Search the data for the string "JSON" and gather each line it is in.
*** DATA RECORDS ***
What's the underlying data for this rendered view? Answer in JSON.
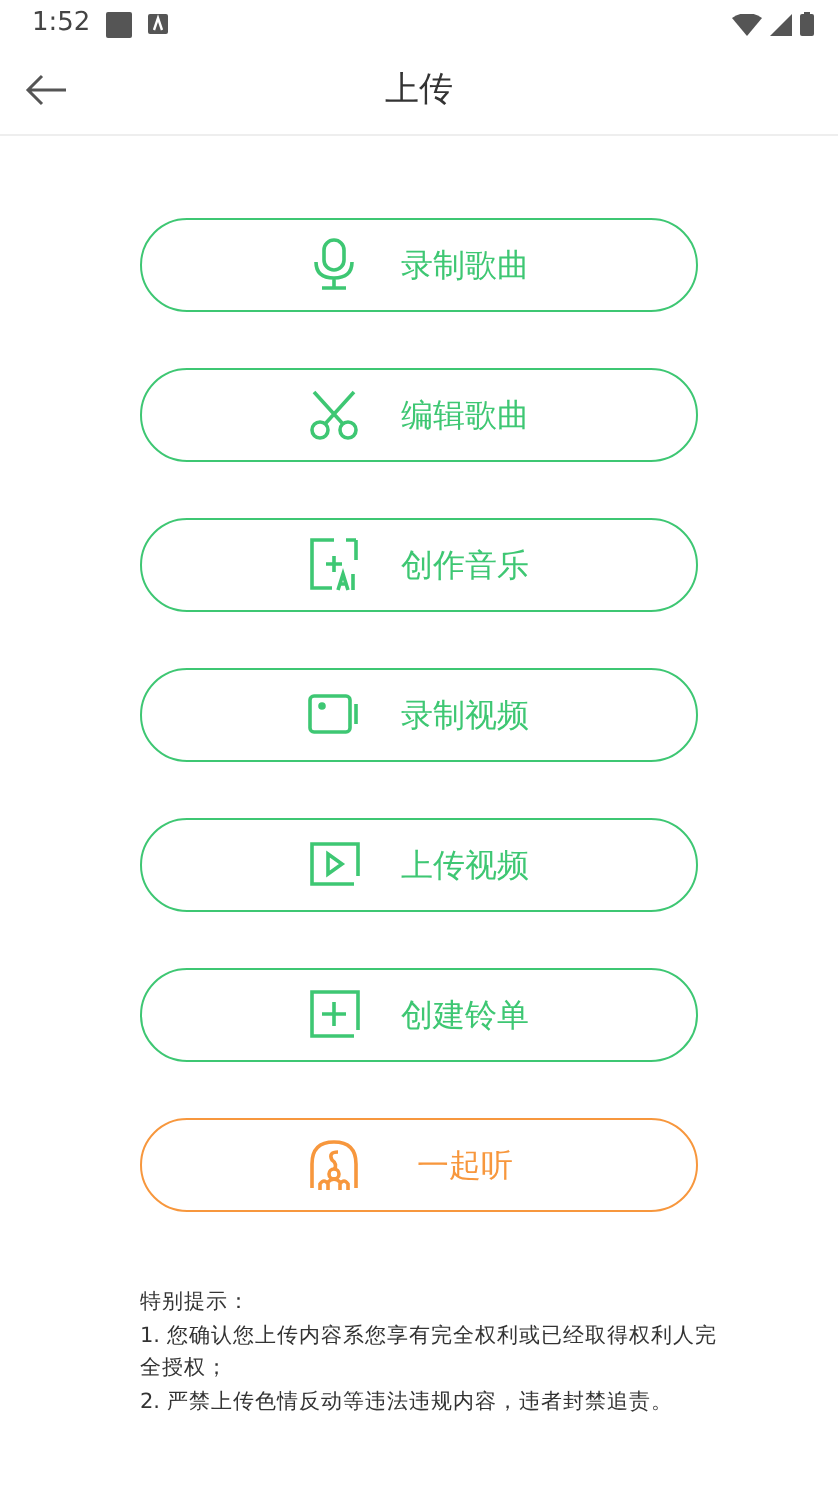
{
  "status_bar": {
    "time": "1:52"
  },
  "header": {
    "title": "上传"
  },
  "actions": [
    {
      "label": "录制歌曲",
      "color": "#3ec773"
    },
    {
      "label": "编辑歌曲",
      "color": "#3ec773"
    },
    {
      "label": "创作音乐",
      "color": "#3ec773"
    },
    {
      "label": "录制视频",
      "color": "#3ec773"
    },
    {
      "label": "上传视频",
      "color": "#3ec773"
    },
    {
      "label": "创建铃单",
      "color": "#3ec773"
    },
    {
      "label": "一起听",
      "color": "#f7973d"
    }
  ],
  "notice": {
    "title": "特别提示：",
    "lines": [
      "1. 您确认您上传内容系您享有完全权利或已经取得权利人完全授权；",
      "2. 严禁上传色情反动等违法违规内容，违者封禁追责。"
    ]
  }
}
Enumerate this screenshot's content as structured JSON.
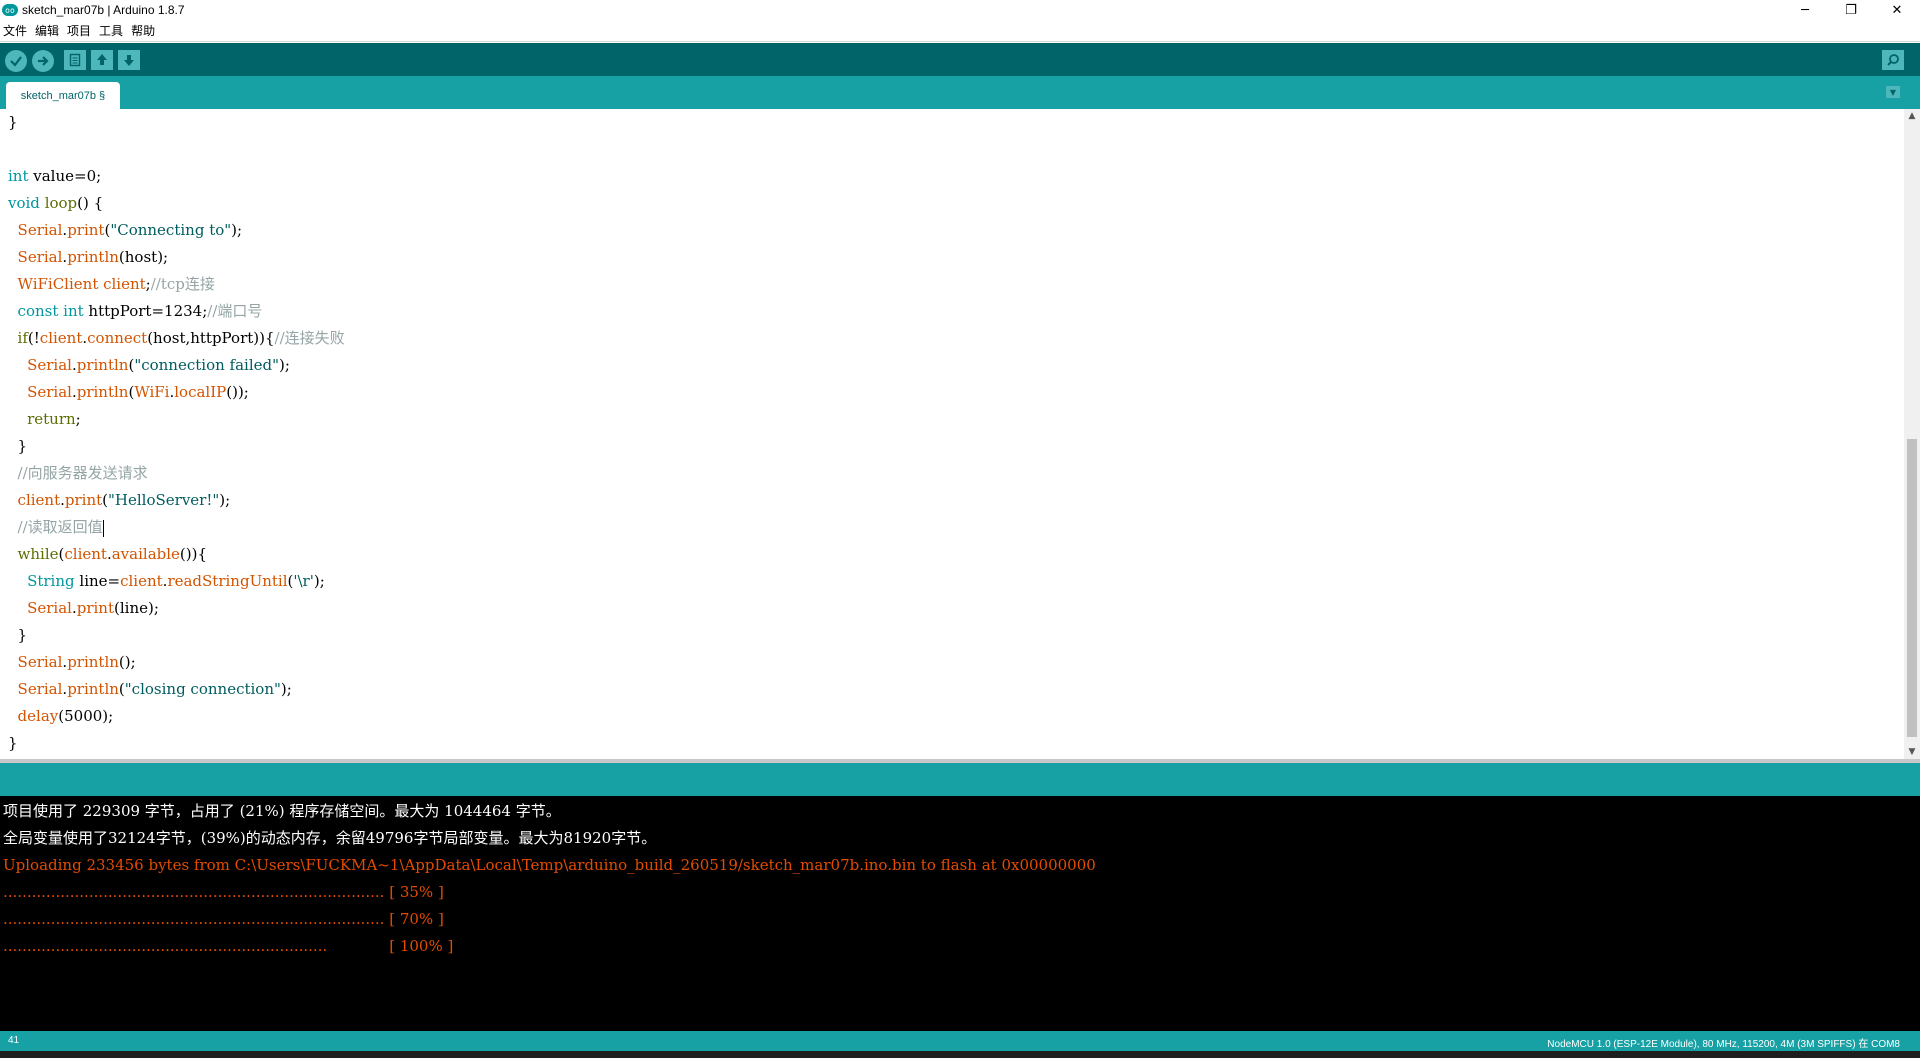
{
  "window": {
    "title": "sketch_mar07b | Arduino 1.8.7",
    "logo_text": "oo",
    "controls": [
      "─",
      "❐",
      "✕"
    ]
  },
  "menu": [
    "文件",
    "编辑",
    "项目",
    "工具",
    "帮助"
  ],
  "toolbar": {
    "buttons": [
      "verify",
      "upload",
      "new",
      "open",
      "save"
    ],
    "icons": {
      "verify": "✓",
      "upload": "➜",
      "new": "▤",
      "open": "⬆",
      "save": "⬇",
      "serial_monitor": "⌕"
    }
  },
  "tabs": [
    {
      "label": "sketch_mar07b §"
    }
  ],
  "tab_menu_icon": "▼",
  "code": [
    [
      [
        "}",
        "#000000"
      ]
    ],
    [],
    [
      [
        "int",
        "#00979c"
      ],
      [
        " value=0;",
        "#000000"
      ]
    ],
    [
      [
        "void",
        "#00979c"
      ],
      [
        " ",
        "#000000"
      ],
      [
        "loop",
        "#5e6d03"
      ],
      [
        "() {",
        "#000000"
      ]
    ],
    [
      [
        "  ",
        "#000000"
      ],
      [
        "Serial",
        "#d35400"
      ],
      [
        ".",
        "#000000"
      ],
      [
        "print",
        "#d35400"
      ],
      [
        "(",
        "#000000"
      ],
      [
        "\"Connecting to\"",
        "#005c5f"
      ],
      [
        ");",
        "#000000"
      ]
    ],
    [
      [
        "  ",
        "#000000"
      ],
      [
        "Serial",
        "#d35400"
      ],
      [
        ".",
        "#000000"
      ],
      [
        "println",
        "#d35400"
      ],
      [
        "(host);",
        "#000000"
      ]
    ],
    [
      [
        "  ",
        "#000000"
      ],
      [
        "WiFiClient client",
        "#d35400"
      ],
      [
        ";",
        "#000000"
      ],
      [
        "//tcp连接",
        "#95a5a6"
      ]
    ],
    [
      [
        "  ",
        "#000000"
      ],
      [
        "const",
        "#00979c"
      ],
      [
        " ",
        "#000000"
      ],
      [
        "int",
        "#00979c"
      ],
      [
        " httpPort=1234;",
        "#000000"
      ],
      [
        "//端口号",
        "#95a5a6"
      ]
    ],
    [
      [
        "  ",
        "#000000"
      ],
      [
        "if",
        "#5e6d03"
      ],
      [
        "(!",
        "#000000"
      ],
      [
        "client",
        "#d35400"
      ],
      [
        ".",
        "#000000"
      ],
      [
        "connect",
        "#d35400"
      ],
      [
        "(host,httpPort)){",
        "#000000"
      ],
      [
        "//连接失败",
        "#95a5a6"
      ]
    ],
    [
      [
        "    ",
        "#000000"
      ],
      [
        "Serial",
        "#d35400"
      ],
      [
        ".",
        "#000000"
      ],
      [
        "println",
        "#d35400"
      ],
      [
        "(",
        "#000000"
      ],
      [
        "\"connection failed\"",
        "#005c5f"
      ],
      [
        ");",
        "#000000"
      ]
    ],
    [
      [
        "    ",
        "#000000"
      ],
      [
        "Serial",
        "#d35400"
      ],
      [
        ".",
        "#000000"
      ],
      [
        "println",
        "#d35400"
      ],
      [
        "(",
        "#000000"
      ],
      [
        "WiFi",
        "#d35400"
      ],
      [
        ".",
        "#000000"
      ],
      [
        "localIP",
        "#d35400"
      ],
      [
        "());",
        "#000000"
      ]
    ],
    [
      [
        "    ",
        "#000000"
      ],
      [
        "return",
        "#5e6d03"
      ],
      [
        ";",
        "#000000"
      ]
    ],
    [
      [
        "  }",
        "#000000"
      ]
    ],
    [
      [
        "  ",
        "#000000"
      ],
      [
        "//向服务器发送请求",
        "#95a5a6"
      ]
    ],
    [
      [
        "  ",
        "#000000"
      ],
      [
        "client",
        "#d35400"
      ],
      [
        ".",
        "#000000"
      ],
      [
        "print",
        "#d35400"
      ],
      [
        "(",
        "#000000"
      ],
      [
        "\"HelloServer!\"",
        "#005c5f"
      ],
      [
        ");",
        "#000000"
      ]
    ],
    [
      [
        "  ",
        "#000000"
      ],
      [
        "//读取返回值",
        "#95a5a6"
      ]
    ],
    [
      [
        "  ",
        "#000000"
      ],
      [
        "while",
        "#5e6d03"
      ],
      [
        "(",
        "#000000"
      ],
      [
        "client",
        "#d35400"
      ],
      [
        ".",
        "#000000"
      ],
      [
        "available",
        "#d35400"
      ],
      [
        "()){",
        "#000000"
      ]
    ],
    [
      [
        "    ",
        "#000000"
      ],
      [
        "String",
        "#00979c"
      ],
      [
        " line=",
        "#000000"
      ],
      [
        "client",
        "#d35400"
      ],
      [
        ".",
        "#000000"
      ],
      [
        "readStringUntil",
        "#d35400"
      ],
      [
        "(",
        "#000000"
      ],
      [
        "'\\r'",
        "#005c5f"
      ],
      [
        ");",
        "#000000"
      ]
    ],
    [
      [
        "    ",
        "#000000"
      ],
      [
        "Serial",
        "#d35400"
      ],
      [
        ".",
        "#000000"
      ],
      [
        "print",
        "#d35400"
      ],
      [
        "(line);",
        "#000000"
      ]
    ],
    [
      [
        "  }",
        "#000000"
      ]
    ],
    [
      [
        "  ",
        "#000000"
      ],
      [
        "Serial",
        "#d35400"
      ],
      [
        ".",
        "#000000"
      ],
      [
        "println",
        "#d35400"
      ],
      [
        "();",
        "#000000"
      ]
    ],
    [
      [
        "  ",
        "#000000"
      ],
      [
        "Serial",
        "#d35400"
      ],
      [
        ".",
        "#000000"
      ],
      [
        "println",
        "#d35400"
      ],
      [
        "(",
        "#000000"
      ],
      [
        "\"closing connection\"",
        "#005c5f"
      ],
      [
        ");",
        "#000000"
      ]
    ],
    [
      [
        "  ",
        "#000000"
      ],
      [
        "delay",
        "#d35400"
      ],
      [
        "(5000);",
        "#000000"
      ]
    ],
    [
      [
        "}",
        "#000000"
      ]
    ]
  ],
  "caret_line": 15,
  "console": [
    {
      "text": "项目使用了 229309 字节，占用了 (21%) 程序存储空间。最大为 1044464 字节。",
      "color": "#ffffff"
    },
    {
      "text": "全局变量使用了32124字节，(39%)的动态内存，余留49796字节局部变量。最大为81920字节。",
      "color": "#ffffff"
    },
    {
      "text": "Uploading 233456 bytes from C:\\Users\\FUCKMA~1\\AppData\\Local\\Temp\\arduino_build_260519/sketch_mar07b.ino.bin to flash at 0x00000000",
      "color": "#e34c00"
    },
    {
      "text": "................................................................................ [ 35% ]",
      "color": "#e34c00"
    },
    {
      "text": "................................................................................ [ 70% ]",
      "color": "#e34c00"
    },
    {
      "text": "....................................................................             [ 100% ]",
      "color": "#e34c00"
    }
  ],
  "footer": {
    "line_number": "41",
    "board_info": "NodeMCU 1.0 (ESP-12E Module), 80 MHz, 115200, 4M (3M SPIFFS) 在 COM8"
  },
  "colors": {
    "toolbar": "#006468",
    "tabbar": "#17a1a5",
    "button": "#4db7bb",
    "console_bg": "#000000"
  }
}
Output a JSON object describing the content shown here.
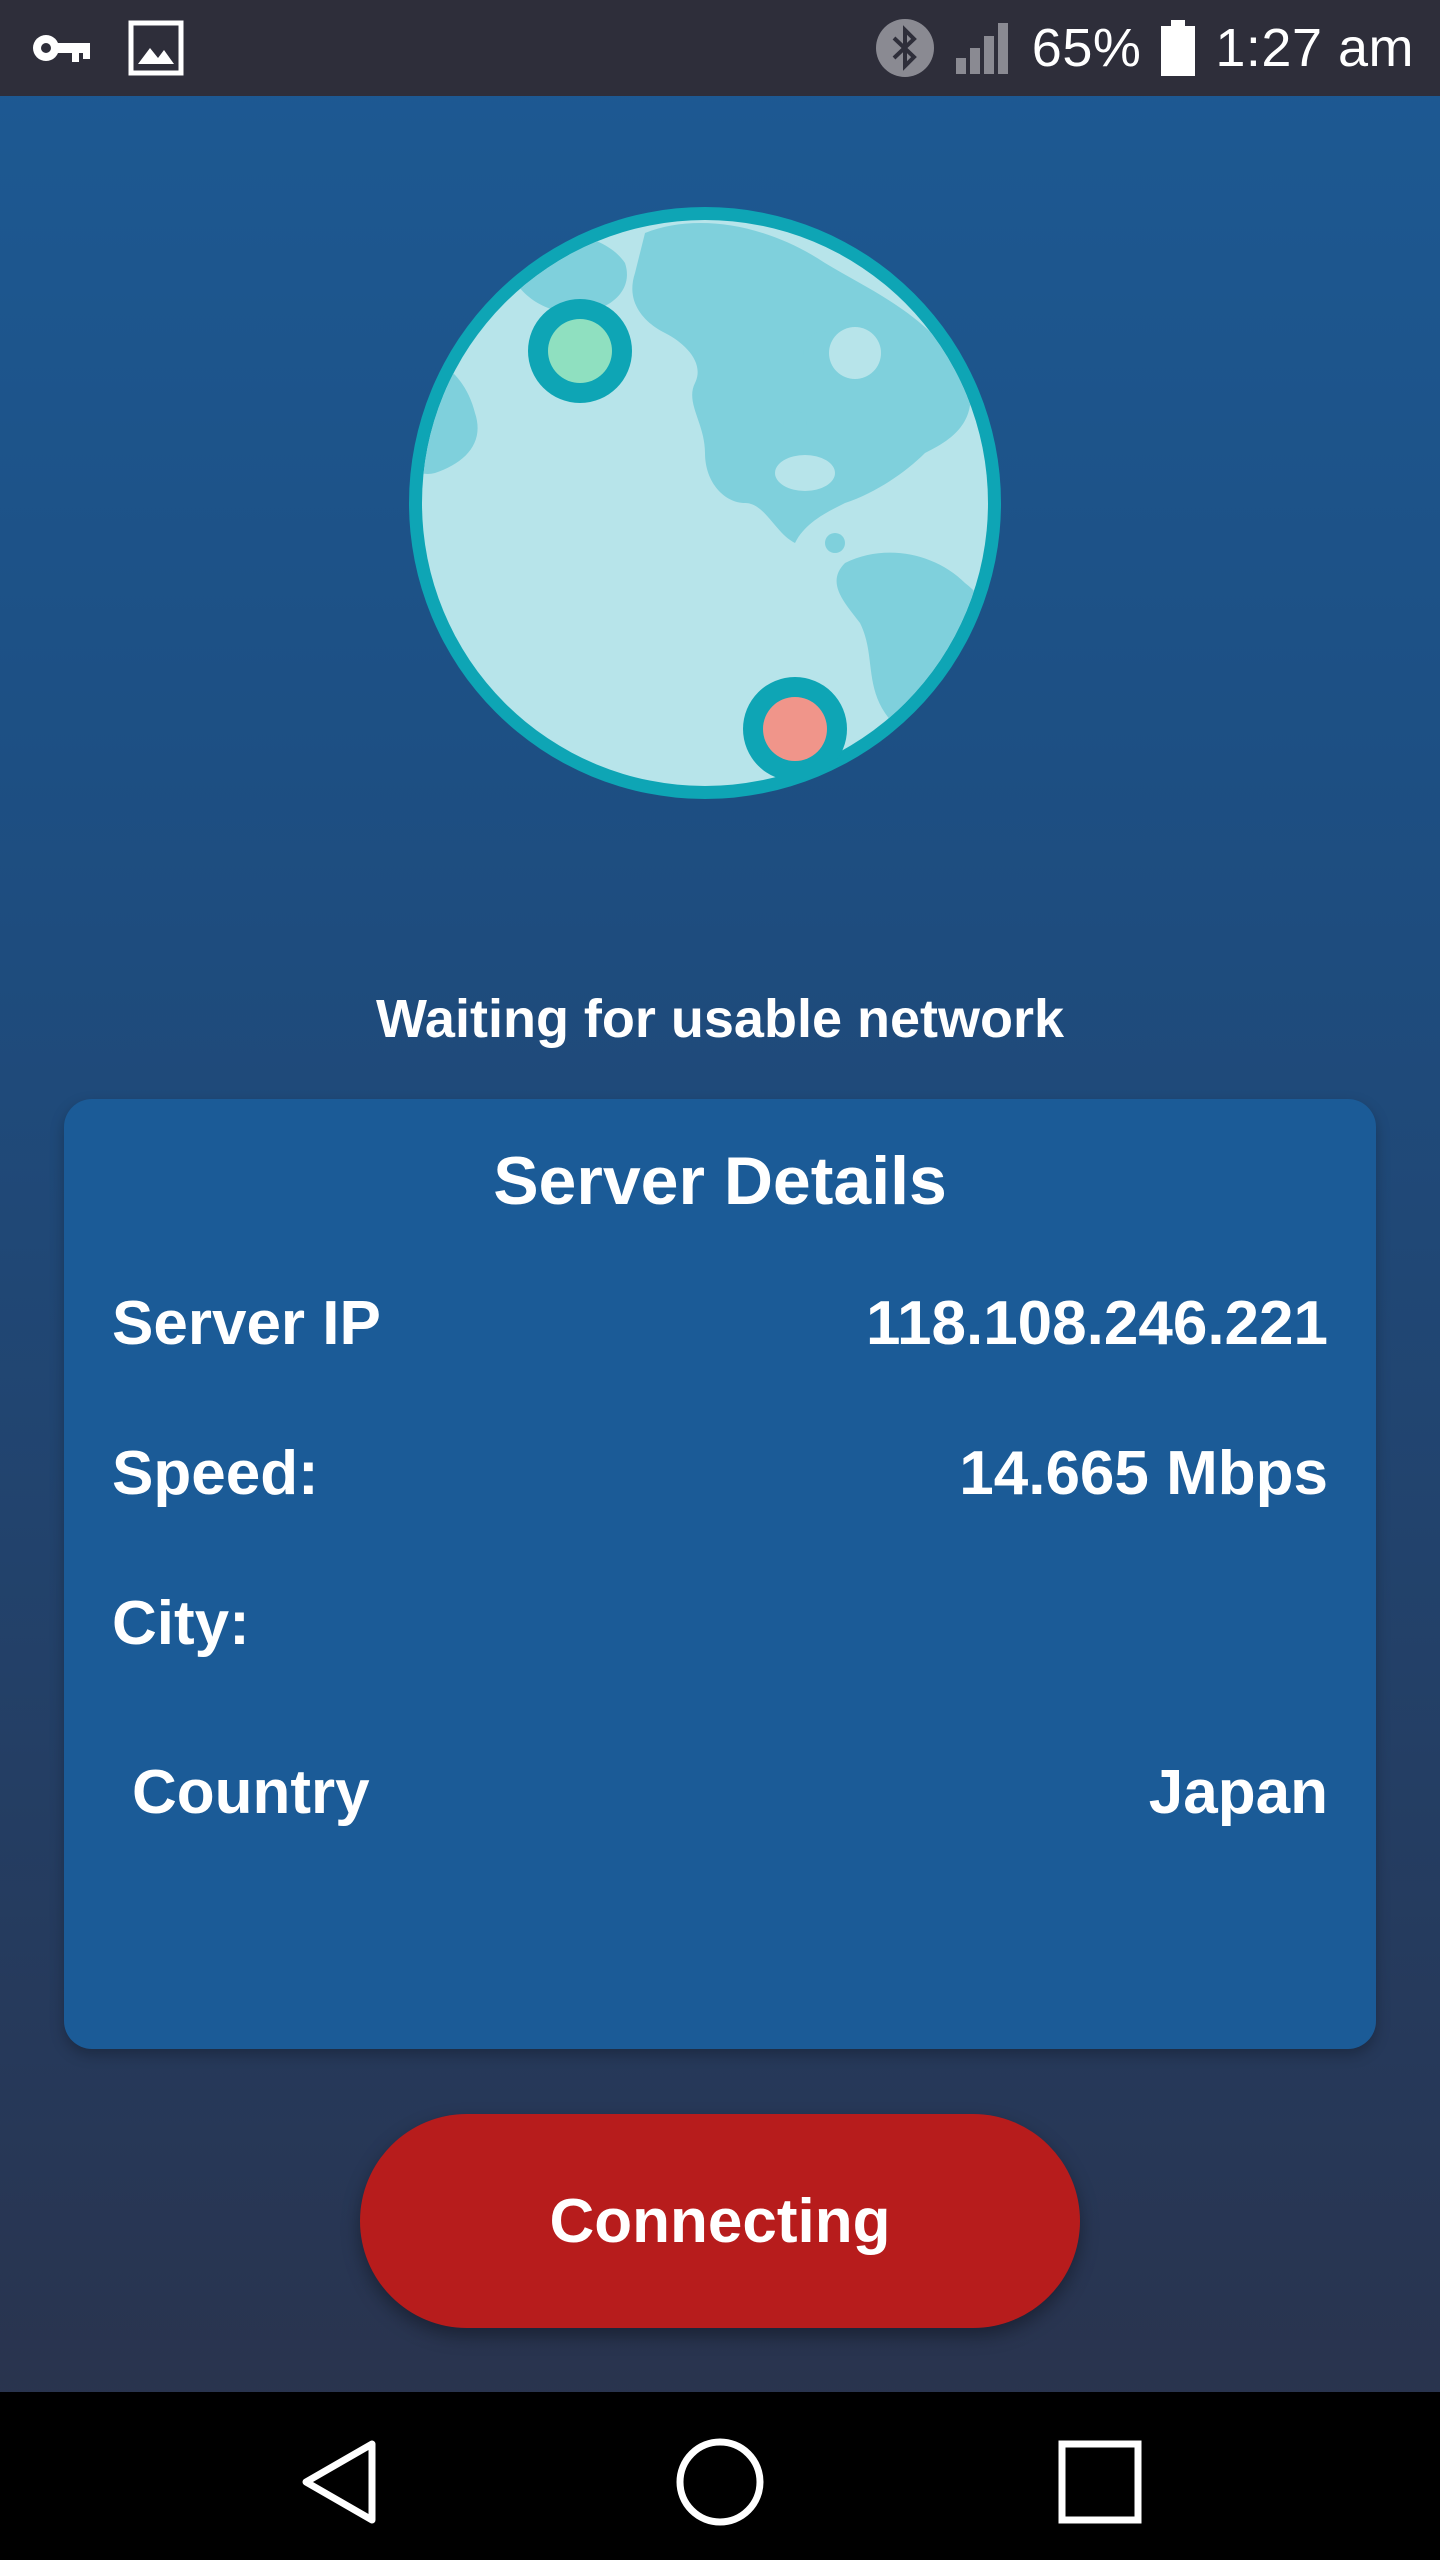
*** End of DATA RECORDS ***
TASK RESULT:
What's the underlying data for this rendered view? Answer in JSON.
Enumerate this screenshot's content as structured JSON.
Output a JSON object describing the content shown here.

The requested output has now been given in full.